The number of lines below containing the word "JSON" is all that should be returned.

Material supplied:
•••

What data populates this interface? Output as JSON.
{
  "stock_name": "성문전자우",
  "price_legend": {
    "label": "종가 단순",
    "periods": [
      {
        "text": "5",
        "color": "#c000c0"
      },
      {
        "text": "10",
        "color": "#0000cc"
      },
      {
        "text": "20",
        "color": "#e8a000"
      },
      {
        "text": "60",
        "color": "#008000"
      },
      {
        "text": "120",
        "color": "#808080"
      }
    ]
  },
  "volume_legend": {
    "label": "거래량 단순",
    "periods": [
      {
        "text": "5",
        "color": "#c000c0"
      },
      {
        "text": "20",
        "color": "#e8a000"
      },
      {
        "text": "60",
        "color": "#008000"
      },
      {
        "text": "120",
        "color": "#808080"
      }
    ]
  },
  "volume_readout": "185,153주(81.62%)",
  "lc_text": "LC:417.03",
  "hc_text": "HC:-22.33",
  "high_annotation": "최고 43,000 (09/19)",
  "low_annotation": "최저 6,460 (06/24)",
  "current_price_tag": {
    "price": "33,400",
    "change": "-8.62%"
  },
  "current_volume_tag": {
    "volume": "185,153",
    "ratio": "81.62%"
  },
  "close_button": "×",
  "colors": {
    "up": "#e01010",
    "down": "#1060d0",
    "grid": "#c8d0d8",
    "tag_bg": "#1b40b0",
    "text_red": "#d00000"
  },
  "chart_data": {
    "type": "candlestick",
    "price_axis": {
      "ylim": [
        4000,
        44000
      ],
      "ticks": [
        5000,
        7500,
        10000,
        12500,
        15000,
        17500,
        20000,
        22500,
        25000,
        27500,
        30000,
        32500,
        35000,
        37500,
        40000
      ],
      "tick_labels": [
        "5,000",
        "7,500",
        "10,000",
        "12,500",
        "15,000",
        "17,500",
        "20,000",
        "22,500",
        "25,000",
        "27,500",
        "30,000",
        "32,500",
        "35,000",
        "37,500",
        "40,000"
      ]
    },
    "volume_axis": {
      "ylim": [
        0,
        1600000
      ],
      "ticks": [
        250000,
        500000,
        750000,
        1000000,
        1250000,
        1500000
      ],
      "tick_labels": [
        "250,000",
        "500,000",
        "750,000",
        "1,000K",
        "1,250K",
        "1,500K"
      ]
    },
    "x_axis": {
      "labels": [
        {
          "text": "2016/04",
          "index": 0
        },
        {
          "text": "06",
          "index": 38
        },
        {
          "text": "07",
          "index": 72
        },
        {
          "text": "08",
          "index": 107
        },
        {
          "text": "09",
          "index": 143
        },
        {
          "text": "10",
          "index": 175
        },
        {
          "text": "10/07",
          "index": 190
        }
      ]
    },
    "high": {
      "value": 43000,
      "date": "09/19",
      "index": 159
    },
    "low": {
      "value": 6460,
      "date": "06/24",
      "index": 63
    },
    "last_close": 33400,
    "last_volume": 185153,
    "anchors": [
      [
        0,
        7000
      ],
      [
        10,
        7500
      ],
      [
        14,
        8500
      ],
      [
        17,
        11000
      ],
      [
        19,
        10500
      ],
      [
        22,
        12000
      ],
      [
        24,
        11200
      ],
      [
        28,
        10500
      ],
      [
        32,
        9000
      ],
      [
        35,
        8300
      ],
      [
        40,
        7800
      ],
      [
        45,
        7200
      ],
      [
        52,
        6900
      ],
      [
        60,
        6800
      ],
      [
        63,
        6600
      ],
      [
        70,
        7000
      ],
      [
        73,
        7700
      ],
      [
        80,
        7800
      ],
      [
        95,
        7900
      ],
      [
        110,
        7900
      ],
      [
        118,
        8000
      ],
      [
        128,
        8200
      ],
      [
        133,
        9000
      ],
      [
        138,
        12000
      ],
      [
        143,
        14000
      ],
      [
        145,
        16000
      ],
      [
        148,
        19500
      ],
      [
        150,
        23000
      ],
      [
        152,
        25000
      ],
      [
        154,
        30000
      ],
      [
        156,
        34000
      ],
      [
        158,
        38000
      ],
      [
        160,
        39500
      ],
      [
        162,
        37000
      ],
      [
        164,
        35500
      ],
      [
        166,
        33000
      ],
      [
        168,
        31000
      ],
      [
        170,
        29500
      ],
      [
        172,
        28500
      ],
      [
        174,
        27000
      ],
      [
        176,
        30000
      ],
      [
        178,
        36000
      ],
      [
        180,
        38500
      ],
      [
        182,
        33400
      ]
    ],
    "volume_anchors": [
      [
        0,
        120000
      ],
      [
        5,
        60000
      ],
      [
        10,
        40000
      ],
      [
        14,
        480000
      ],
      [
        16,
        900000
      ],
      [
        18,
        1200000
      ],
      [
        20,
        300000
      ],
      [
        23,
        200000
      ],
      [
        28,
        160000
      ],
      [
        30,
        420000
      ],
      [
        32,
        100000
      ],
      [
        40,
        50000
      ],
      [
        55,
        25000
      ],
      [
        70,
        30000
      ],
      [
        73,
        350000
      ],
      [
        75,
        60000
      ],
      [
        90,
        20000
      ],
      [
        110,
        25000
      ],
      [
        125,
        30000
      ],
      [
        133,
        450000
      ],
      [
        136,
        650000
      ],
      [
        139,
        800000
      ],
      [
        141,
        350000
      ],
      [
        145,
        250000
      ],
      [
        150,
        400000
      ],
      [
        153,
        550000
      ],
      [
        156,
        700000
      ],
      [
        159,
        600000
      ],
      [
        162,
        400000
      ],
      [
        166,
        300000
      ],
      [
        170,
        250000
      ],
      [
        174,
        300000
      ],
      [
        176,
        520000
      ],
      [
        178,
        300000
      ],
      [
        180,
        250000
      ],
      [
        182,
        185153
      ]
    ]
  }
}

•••

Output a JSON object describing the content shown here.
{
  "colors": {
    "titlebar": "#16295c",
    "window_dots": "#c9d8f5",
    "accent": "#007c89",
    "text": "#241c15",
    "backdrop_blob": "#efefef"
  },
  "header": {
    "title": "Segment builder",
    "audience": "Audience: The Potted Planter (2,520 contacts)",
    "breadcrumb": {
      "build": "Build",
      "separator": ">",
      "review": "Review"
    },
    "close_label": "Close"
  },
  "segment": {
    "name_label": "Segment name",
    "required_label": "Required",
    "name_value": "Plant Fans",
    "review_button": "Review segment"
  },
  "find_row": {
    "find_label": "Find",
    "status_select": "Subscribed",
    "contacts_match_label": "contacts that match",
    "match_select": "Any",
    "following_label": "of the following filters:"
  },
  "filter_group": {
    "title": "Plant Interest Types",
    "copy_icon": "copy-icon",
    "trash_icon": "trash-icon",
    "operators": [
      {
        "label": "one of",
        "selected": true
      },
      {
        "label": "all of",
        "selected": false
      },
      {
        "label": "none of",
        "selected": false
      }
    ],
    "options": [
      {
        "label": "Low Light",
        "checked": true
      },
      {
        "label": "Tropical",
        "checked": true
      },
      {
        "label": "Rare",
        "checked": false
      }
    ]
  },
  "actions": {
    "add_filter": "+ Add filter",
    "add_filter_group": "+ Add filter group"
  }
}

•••

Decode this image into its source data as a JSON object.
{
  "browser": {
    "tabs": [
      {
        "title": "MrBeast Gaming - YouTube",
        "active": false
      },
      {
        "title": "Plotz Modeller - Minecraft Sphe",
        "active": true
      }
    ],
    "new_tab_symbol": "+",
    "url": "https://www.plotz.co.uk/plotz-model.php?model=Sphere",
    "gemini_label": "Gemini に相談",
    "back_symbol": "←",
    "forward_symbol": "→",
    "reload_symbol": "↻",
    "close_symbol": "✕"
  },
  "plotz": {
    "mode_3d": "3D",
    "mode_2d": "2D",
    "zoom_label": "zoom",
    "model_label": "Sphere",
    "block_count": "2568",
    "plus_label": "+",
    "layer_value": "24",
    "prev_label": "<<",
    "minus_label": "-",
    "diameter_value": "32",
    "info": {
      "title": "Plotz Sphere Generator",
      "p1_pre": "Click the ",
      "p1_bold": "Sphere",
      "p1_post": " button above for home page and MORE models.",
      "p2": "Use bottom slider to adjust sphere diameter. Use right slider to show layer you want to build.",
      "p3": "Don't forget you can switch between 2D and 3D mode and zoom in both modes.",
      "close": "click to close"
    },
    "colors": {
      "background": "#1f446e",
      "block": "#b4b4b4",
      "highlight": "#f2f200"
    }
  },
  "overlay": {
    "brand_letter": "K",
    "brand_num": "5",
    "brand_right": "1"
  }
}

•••

Solution for this exercise: 3